■ **What you are asked to do**:
Among these records, which lines include "JSON"? Copy them out.

■ **Provided material**:
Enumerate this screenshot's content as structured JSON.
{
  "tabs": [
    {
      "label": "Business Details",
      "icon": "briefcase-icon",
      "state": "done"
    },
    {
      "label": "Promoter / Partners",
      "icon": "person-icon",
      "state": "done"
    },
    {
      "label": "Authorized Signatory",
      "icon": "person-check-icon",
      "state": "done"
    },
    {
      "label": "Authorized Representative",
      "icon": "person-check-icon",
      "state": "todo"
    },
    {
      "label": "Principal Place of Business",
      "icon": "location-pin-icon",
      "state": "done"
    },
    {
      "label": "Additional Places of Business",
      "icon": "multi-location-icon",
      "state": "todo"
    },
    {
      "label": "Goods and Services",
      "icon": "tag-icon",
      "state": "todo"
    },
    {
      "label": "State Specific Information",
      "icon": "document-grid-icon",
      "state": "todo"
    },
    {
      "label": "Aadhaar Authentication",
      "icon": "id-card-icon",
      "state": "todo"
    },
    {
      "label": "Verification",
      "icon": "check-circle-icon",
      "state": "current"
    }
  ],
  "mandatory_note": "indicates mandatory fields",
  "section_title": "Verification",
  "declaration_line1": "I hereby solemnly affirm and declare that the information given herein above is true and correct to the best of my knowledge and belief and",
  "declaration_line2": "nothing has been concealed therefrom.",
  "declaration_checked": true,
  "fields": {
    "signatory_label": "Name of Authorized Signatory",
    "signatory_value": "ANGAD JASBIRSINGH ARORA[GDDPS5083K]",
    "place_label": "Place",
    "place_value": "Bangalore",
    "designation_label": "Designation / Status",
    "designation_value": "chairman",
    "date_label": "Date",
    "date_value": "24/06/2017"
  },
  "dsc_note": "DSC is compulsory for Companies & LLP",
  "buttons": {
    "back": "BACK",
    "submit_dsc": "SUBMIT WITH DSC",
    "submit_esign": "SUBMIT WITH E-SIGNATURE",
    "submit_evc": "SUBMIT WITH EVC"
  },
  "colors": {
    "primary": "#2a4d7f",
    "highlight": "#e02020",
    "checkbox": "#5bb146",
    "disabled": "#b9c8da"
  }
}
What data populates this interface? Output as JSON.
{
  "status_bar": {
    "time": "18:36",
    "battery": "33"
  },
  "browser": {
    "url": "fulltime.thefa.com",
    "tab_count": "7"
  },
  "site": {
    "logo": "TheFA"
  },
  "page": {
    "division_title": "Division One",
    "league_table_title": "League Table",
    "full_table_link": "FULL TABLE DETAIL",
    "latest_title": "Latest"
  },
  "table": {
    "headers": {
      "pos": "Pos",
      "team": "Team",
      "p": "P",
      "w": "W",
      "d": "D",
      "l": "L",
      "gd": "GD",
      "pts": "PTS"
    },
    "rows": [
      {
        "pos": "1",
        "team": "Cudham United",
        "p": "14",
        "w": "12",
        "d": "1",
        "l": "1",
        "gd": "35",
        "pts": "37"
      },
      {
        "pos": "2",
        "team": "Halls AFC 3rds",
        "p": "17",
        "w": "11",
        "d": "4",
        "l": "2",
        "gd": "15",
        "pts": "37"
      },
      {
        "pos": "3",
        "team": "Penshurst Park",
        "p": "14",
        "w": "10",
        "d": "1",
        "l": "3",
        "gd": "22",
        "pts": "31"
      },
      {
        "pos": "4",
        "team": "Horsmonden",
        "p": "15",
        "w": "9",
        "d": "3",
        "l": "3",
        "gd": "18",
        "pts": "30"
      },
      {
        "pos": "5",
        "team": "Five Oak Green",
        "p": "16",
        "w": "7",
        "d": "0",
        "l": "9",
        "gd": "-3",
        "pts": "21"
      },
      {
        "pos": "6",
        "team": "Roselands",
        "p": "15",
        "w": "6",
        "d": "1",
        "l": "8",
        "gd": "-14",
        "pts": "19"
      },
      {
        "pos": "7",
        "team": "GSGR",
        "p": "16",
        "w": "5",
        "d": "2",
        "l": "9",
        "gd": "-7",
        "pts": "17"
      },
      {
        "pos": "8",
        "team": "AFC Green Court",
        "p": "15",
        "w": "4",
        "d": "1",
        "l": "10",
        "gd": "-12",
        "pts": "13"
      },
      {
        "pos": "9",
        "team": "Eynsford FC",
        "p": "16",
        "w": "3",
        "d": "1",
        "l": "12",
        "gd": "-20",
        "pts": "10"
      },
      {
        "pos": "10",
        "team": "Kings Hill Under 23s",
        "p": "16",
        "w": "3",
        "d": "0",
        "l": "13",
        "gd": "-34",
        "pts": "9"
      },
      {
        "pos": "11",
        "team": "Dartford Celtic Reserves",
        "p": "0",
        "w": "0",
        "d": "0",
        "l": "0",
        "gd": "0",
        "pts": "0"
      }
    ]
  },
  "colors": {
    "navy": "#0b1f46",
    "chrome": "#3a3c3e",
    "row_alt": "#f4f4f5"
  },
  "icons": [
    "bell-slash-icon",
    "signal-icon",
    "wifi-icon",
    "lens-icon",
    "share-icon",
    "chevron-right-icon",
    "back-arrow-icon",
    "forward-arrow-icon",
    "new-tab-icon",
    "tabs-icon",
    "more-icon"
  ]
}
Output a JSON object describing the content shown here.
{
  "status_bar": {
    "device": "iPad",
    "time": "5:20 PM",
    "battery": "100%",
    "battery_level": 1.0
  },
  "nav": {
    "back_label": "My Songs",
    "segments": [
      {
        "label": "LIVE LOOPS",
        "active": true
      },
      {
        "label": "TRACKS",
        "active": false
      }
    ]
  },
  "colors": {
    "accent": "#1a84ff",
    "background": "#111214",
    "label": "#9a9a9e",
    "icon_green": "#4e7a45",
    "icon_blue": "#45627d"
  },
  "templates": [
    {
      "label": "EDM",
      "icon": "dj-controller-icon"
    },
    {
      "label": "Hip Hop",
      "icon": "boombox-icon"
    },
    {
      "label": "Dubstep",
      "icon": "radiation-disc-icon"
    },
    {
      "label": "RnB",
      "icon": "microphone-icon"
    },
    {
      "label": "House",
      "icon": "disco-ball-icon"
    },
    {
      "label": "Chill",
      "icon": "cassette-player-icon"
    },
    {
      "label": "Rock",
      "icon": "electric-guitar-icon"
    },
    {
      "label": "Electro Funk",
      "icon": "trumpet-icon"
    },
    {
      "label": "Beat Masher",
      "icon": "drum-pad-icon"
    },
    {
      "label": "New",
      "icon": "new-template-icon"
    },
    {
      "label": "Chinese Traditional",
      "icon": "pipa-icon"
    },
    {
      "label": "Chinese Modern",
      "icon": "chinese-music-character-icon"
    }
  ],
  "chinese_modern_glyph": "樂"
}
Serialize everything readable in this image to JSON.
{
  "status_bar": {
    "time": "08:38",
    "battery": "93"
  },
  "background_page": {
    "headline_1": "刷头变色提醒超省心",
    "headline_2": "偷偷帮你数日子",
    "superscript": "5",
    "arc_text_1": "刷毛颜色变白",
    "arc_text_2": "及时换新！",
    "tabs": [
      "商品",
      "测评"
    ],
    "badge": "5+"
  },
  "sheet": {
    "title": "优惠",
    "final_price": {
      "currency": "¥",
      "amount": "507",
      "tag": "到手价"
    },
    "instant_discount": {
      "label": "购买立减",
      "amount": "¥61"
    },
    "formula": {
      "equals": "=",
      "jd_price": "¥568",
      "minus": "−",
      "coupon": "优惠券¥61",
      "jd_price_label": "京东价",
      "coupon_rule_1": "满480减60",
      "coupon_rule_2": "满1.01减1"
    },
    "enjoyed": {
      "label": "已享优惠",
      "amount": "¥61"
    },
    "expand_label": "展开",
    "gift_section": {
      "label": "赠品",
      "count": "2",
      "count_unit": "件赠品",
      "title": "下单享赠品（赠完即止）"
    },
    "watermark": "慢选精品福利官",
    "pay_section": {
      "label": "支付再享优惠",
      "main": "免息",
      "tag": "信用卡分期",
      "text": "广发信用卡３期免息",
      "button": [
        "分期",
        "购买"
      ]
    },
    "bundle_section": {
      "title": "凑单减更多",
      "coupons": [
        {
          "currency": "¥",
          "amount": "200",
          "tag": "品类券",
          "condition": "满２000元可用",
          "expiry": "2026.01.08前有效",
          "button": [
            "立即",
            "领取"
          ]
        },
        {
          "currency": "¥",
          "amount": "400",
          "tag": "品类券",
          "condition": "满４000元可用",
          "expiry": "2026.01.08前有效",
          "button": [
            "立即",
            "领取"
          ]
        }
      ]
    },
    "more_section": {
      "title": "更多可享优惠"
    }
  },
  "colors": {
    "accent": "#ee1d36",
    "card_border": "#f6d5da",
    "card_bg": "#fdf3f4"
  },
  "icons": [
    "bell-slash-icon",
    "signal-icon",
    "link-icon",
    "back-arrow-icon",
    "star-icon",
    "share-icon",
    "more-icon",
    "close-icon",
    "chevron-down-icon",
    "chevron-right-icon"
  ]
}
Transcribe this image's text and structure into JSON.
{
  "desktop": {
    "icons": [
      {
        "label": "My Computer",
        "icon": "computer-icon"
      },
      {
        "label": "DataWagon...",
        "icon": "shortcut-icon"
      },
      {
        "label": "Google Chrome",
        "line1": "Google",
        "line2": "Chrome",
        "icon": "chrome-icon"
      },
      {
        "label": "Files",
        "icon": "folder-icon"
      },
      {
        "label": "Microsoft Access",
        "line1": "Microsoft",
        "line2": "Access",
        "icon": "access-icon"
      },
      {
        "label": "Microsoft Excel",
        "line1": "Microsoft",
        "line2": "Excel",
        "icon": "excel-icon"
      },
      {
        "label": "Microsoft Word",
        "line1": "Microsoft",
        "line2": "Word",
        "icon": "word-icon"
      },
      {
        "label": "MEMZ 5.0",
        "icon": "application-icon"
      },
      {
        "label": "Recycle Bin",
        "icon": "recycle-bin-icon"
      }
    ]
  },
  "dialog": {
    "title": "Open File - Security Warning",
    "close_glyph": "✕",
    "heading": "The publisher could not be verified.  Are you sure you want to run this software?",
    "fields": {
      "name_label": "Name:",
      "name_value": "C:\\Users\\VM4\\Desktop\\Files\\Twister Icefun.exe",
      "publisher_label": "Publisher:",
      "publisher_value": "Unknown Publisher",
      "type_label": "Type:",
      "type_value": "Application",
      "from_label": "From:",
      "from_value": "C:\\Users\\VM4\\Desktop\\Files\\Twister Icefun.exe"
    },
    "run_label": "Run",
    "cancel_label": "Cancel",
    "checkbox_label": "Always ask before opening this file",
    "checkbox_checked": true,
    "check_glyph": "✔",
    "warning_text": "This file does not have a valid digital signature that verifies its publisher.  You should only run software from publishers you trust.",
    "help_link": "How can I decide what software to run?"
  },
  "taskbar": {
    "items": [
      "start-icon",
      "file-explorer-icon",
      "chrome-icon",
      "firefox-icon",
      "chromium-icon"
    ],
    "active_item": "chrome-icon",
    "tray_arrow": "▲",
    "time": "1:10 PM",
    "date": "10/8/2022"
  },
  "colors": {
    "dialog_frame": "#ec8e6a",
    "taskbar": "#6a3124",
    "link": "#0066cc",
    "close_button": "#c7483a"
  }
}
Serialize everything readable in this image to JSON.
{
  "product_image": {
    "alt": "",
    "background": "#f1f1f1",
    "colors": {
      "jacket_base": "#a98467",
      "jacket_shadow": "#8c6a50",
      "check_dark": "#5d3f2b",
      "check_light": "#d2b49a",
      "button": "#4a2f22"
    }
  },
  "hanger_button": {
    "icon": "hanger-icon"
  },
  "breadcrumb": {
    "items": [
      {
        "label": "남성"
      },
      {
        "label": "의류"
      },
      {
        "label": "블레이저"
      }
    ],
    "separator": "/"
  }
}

■ **Task response**:
Enumerate this screenshot's content as structured JSON.
What data populates this interface? Output as JSON.
Output a JSON object describing the content shown here.
Serialize everything readable in this image to JSON.
Transcribe this image's text and structure into JSON.
Serialize everything readable in this image to JSON.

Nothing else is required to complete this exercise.